● What this task involves
The data must be given again in full, with no line altered.

Data records for software interfaces:
┏━━

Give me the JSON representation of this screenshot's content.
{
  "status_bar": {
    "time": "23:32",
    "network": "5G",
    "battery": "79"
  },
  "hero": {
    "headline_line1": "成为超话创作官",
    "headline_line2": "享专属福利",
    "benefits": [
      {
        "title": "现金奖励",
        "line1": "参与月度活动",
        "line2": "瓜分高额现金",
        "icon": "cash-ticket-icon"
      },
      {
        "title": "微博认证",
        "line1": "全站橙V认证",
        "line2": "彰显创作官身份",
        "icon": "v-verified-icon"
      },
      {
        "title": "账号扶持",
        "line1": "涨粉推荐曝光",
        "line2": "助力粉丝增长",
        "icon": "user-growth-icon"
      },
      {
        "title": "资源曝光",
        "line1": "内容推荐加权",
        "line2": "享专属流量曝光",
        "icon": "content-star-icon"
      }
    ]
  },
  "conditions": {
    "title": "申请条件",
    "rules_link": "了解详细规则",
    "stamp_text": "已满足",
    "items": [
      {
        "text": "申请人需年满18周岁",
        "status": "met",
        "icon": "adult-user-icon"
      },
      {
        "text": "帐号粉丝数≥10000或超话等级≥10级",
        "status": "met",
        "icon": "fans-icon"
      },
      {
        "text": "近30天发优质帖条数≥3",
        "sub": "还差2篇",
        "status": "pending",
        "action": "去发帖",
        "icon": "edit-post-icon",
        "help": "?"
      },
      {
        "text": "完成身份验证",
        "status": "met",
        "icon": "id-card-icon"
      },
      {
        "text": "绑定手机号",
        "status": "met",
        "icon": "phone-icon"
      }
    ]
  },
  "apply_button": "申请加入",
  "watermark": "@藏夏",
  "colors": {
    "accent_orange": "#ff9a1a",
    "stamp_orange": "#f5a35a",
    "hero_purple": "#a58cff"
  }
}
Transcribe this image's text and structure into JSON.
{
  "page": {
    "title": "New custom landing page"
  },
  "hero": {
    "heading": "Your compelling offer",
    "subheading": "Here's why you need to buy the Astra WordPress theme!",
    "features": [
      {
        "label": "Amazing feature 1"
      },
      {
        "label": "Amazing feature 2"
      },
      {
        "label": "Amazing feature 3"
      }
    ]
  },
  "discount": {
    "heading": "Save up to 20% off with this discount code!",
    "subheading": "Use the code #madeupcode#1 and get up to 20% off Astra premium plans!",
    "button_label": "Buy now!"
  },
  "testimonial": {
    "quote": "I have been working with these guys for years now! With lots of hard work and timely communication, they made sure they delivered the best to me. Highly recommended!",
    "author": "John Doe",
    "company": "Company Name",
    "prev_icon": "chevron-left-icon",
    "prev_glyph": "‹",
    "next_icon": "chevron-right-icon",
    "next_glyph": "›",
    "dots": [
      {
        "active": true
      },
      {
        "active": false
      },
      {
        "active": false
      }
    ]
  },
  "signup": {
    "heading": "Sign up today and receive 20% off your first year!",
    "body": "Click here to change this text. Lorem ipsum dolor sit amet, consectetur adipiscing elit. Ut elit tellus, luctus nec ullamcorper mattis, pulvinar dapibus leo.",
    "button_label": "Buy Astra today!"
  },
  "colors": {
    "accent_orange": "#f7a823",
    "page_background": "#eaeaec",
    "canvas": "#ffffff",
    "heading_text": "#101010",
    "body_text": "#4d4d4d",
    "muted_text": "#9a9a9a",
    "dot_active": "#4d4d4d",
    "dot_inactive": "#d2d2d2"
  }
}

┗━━

● Exercise answer
Give me the JSON representation of this screenshot's content.
{
  "status_bar": {
    "time": "23:32",
    "network": "5G",
    "battery": "79"
  },
  "hero": {
    "headline_line1": "成为超话创作官",
    "headline_line2": "享专属福利",
    "benefits": [
      {
        "title": "现金奖励",
        "line1": "参与月度活动",
        "line2": "瓜分高额现金",
        "icon": "cash-ticket-icon"
      },
      {
        "title": "微博认证",
        "line1": "全站橙V认证",
        "line2": "彰显创作官身份",
        "icon": "v-verified-icon"
      },
      {
        "title": "账号扶持",
        "line1": "涨粉推荐曝光",
        "line2": "助力粉丝增长",
        "icon": "user-growth-icon"
      },
      {
        "title": "资源曝光",
        "line1": "内容推荐加权",
        "line2": "享专属流量曝光",
        "icon": "content-star-icon"
      }
    ]
  },
  "conditions": {
    "title": "申请条件",
    "rules_link": "了解详细规则",
    "stamp_text": "已满足",
    "items": [
      {
        "text": "申请人需年满18周岁",
        "status": "met",
        "icon": "adult-user-icon"
      },
      {
        "text": "帐号粉丝数≥10000或超话等级≥10级",
        "status": "met",
        "icon": "fans-icon"
      },
      {
        "text": "近30天发优质帖条数≥3",
        "sub": "还差2篇",
        "status": "pending",
        "action": "去发帖",
        "icon": "edit-post-icon",
        "help": "?"
      },
      {
        "text": "完成身份验证",
        "status": "met",
        "icon": "id-card-icon"
      },
      {
        "text": "绑定手机号",
        "status": "met",
        "icon": "phone-icon"
      }
    ]
  },
  "apply_button": "申请加入",
  "watermark": "@藏夏",
  "colors": {
    "accent_orange": "#ff9a1a",
    "stamp_orange": "#f5a35a",
    "hero_purple": "#a58cff"
  }
}
Transcribe this image's text and structure into JSON.
{
  "page": {
    "title": "New custom landing page"
  },
  "hero": {
    "heading": "Your compelling offer",
    "subheading": "Here's why you need to buy the Astra WordPress theme!",
    "features": [
      {
        "label": "Amazing feature 1"
      },
      {
        "label": "Amazing feature 2"
      },
      {
        "label": "Amazing feature 3"
      }
    ]
  },
  "discount": {
    "heading": "Save up to 20% off with this discount code!",
    "subheading": "Use the code #madeupcode#1 and get up to 20% off Astra premium plans!",
    "button_label": "Buy now!"
  },
  "testimonial": {
    "quote": "I have been working with these guys for years now! With lots of hard work and timely communication, they made sure they delivered the best to me. Highly recommended!",
    "author": "John Doe",
    "company": "Company Name",
    "prev_icon": "chevron-left-icon",
    "prev_glyph": "‹",
    "next_icon": "chevron-right-icon",
    "next_glyph": "›",
    "dots": [
      {
        "active": true
      },
      {
        "active": false
      },
      {
        "active": false
      }
    ]
  },
  "signup": {
    "heading": "Sign up today and receive 20% off your first year!",
    "body": "Click here to change this text. Lorem ipsum dolor sit amet, consectetur adipiscing elit. Ut elit tellus, luctus nec ullamcorper mattis, pulvinar dapibus leo.",
    "button_label": "Buy Astra today!"
  },
  "colors": {
    "accent_orange": "#f7a823",
    "page_background": "#eaeaec",
    "canvas": "#ffffff",
    "heading_text": "#101010",
    "body_text": "#4d4d4d",
    "muted_text": "#9a9a9a",
    "dot_active": "#4d4d4d",
    "dot_inactive": "#d2d2d2"
  }
}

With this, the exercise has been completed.